▸ Problem
Your answer should be every line from the records that contains "public".
Input data Start Marker
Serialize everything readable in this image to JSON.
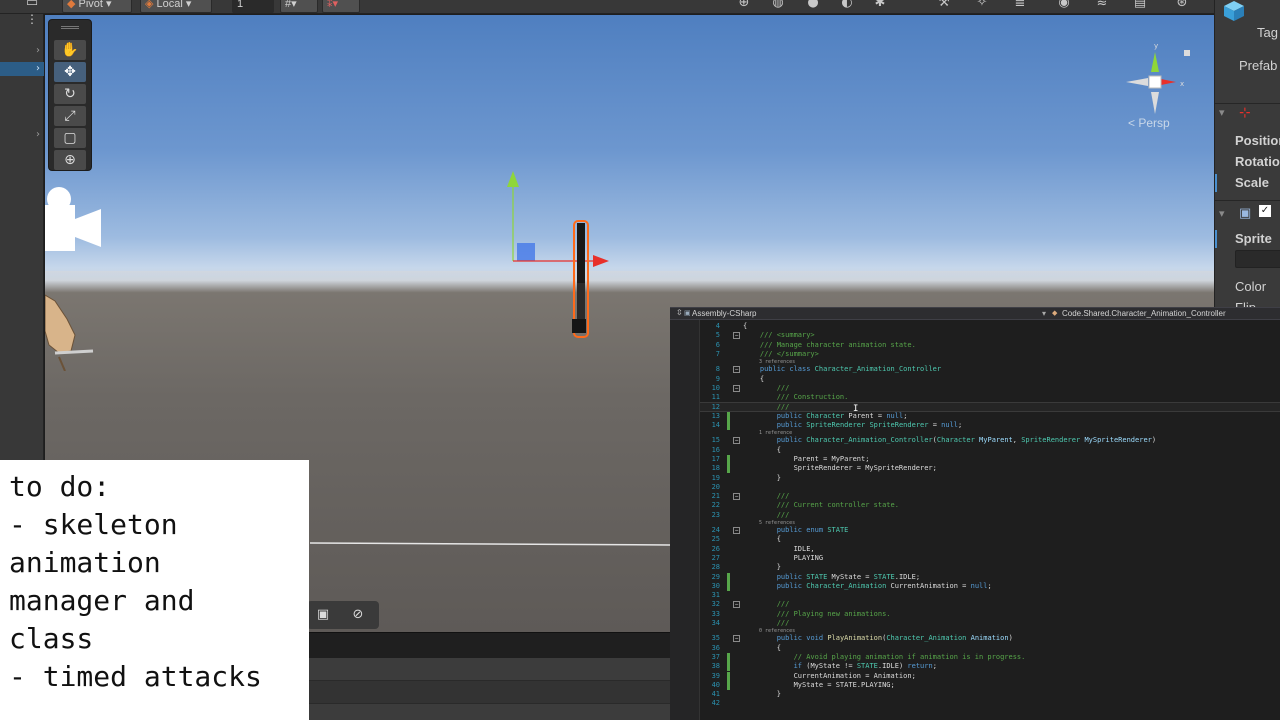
{
  "toolbar": {
    "pivot_label": "Pivot",
    "local_label": "Local",
    "grid_value": "1",
    "icons": [
      "layout-icon",
      "grid-snap-icon",
      "snap-settings-icon",
      "globe-icon",
      "sphere-icon",
      "circle-icon",
      "refresh-icon",
      "bug-icon",
      "tools-icon",
      "stars-icon",
      "audio-icon",
      "effects-icon",
      "visibility-icon",
      "layers-icon",
      "gizmo-icon"
    ]
  },
  "hierarchy": {
    "selected_row_color": "#2c5d87"
  },
  "scene": {
    "tools": [
      "hand-tool",
      "move-tool",
      "rotate-tool",
      "scale-tool",
      "rect-tool",
      "transform-tool"
    ],
    "active_tool": "move-tool",
    "persp_label": "< Persp"
  },
  "inspector": {
    "tag_label": "Tag",
    "prefab_label": "Prefab",
    "position_label": "Position",
    "rotation_label": "Rotation",
    "scale_label": "Scale",
    "sprite_label": "Sprite",
    "color_label": "Color",
    "flip_label": "Flip"
  },
  "notes": {
    "lines": [
      "to do:",
      "- skeleton",
      "animation",
      "manager and",
      "class",
      "- timed attacks"
    ]
  },
  "editor": {
    "project": "Assembly-CSharp",
    "class_path": "Code.Shared.Character_Animation_Controller",
    "lines": [
      {
        "n": "4",
        "t": "{",
        "c": "tx"
      },
      {
        "n": "5",
        "t": "    /// <summary>",
        "c": "cm",
        "fold": true
      },
      {
        "n": "6",
        "t": "    /// Manage character animation state.",
        "c": "cm"
      },
      {
        "n": "7",
        "t": "    /// </summary>",
        "c": "cm"
      },
      {
        "ref": "3 references"
      },
      {
        "n": "8",
        "t": "    public class Character_Animation_Controller",
        "c": "mix",
        "fold": true
      },
      {
        "n": "9",
        "t": "    {",
        "c": "tx"
      },
      {
        "n": "10",
        "t": "        ///",
        "c": "cm",
        "fold": true
      },
      {
        "n": "11",
        "t": "        /// Construction.",
        "c": "cm"
      },
      {
        "n": "12",
        "t": "        ///",
        "c": "cm",
        "cur": true
      },
      {
        "n": "13",
        "t": "        public Character Parent = null;",
        "c": "mix",
        "chg": true
      },
      {
        "n": "14",
        "t": "        public SpriteRenderer SpriteRenderer = null;",
        "c": "mix",
        "chg": true
      },
      {
        "ref": "1 reference"
      },
      {
        "n": "15",
        "t": "        public Character_Animation_Controller(Character MyParent, SpriteRenderer MySpriteRenderer)",
        "c": "mix",
        "fold": true
      },
      {
        "n": "16",
        "t": "        {",
        "c": "tx"
      },
      {
        "n": "17",
        "t": "            Parent = MyParent;",
        "c": "tx",
        "chg": true
      },
      {
        "n": "18",
        "t": "            SpriteRenderer = MySpriteRenderer;",
        "c": "tx",
        "chg": true
      },
      {
        "n": "19",
        "t": "        }",
        "c": "tx"
      },
      {
        "n": "20",
        "t": "",
        "c": "tx"
      },
      {
        "n": "21",
        "t": "        ///",
        "c": "cm",
        "fold": true
      },
      {
        "n": "22",
        "t": "        /// Current controller state.",
        "c": "cm"
      },
      {
        "n": "23",
        "t": "        ///",
        "c": "cm"
      },
      {
        "ref": "5 references"
      },
      {
        "n": "24",
        "t": "        public enum STATE",
        "c": "mix",
        "fold": true
      },
      {
        "n": "25",
        "t": "        {",
        "c": "tx"
      },
      {
        "n": "26",
        "t": "            IDLE,",
        "c": "tx"
      },
      {
        "n": "27",
        "t": "            PLAYING",
        "c": "tx"
      },
      {
        "n": "28",
        "t": "        }",
        "c": "tx"
      },
      {
        "n": "29",
        "t": "        public STATE MyState = STATE.IDLE;",
        "c": "mix",
        "chg": true
      },
      {
        "n": "30",
        "t": "        public Character_Animation CurrentAnimation = null;",
        "c": "mix",
        "chg": true
      },
      {
        "n": "31",
        "t": "",
        "c": "tx"
      },
      {
        "n": "32",
        "t": "        ///",
        "c": "cm",
        "fold": true
      },
      {
        "n": "33",
        "t": "        /// Playing new animations.",
        "c": "cm"
      },
      {
        "n": "34",
        "t": "        ///",
        "c": "cm"
      },
      {
        "ref": "0 references"
      },
      {
        "n": "35",
        "t": "        public void PlayAnimation(Character_Animation Animation)",
        "c": "mix",
        "fold": true
      },
      {
        "n": "36",
        "t": "        {",
        "c": "tx"
      },
      {
        "n": "37",
        "t": "            // Avoid playing animation if animation is in progress.",
        "c": "cm",
        "chg": true
      },
      {
        "n": "38",
        "t": "            if (MyState != STATE.IDLE) return;",
        "c": "mix",
        "chg": true
      },
      {
        "n": "39",
        "t": "            CurrentAnimation = Animation;",
        "c": "tx",
        "chg": true
      },
      {
        "n": "40",
        "t": "            MyState = STATE.PLAYING;",
        "c": "tx",
        "chg": true
      },
      {
        "n": "41",
        "t": "        }",
        "c": "tx"
      },
      {
        "n": "42",
        "t": "",
        "c": "tx"
      }
    ]
  },
  "colors": {
    "keyword": "#569cd6",
    "type": "#4ec9b0",
    "comment": "#57a64a",
    "line_number": "#2b91af",
    "gizmo_x": "#e8302a",
    "gizmo_y": "#8fd63a",
    "gizmo_z": "#4a7de8"
  }
}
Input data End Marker
▸ Exercise solution
        "t": "    public class Character_Animation_Controller",
        "t": "        public Character Parent = null;",
        "t": "        public SpriteRenderer SpriteRenderer = null;",
        "t": "        public Character_Animation_Controller(Character MyParent, SpriteRenderer MySpriteRenderer)",
        "t": "        public enum STATE",
        "t": "        public STATE MyState = STATE.IDLE;",
        "t": "        public Character_Animation CurrentAnimation = null;",
        "t": "        public void PlayAnimation(Character_Animation Animation)",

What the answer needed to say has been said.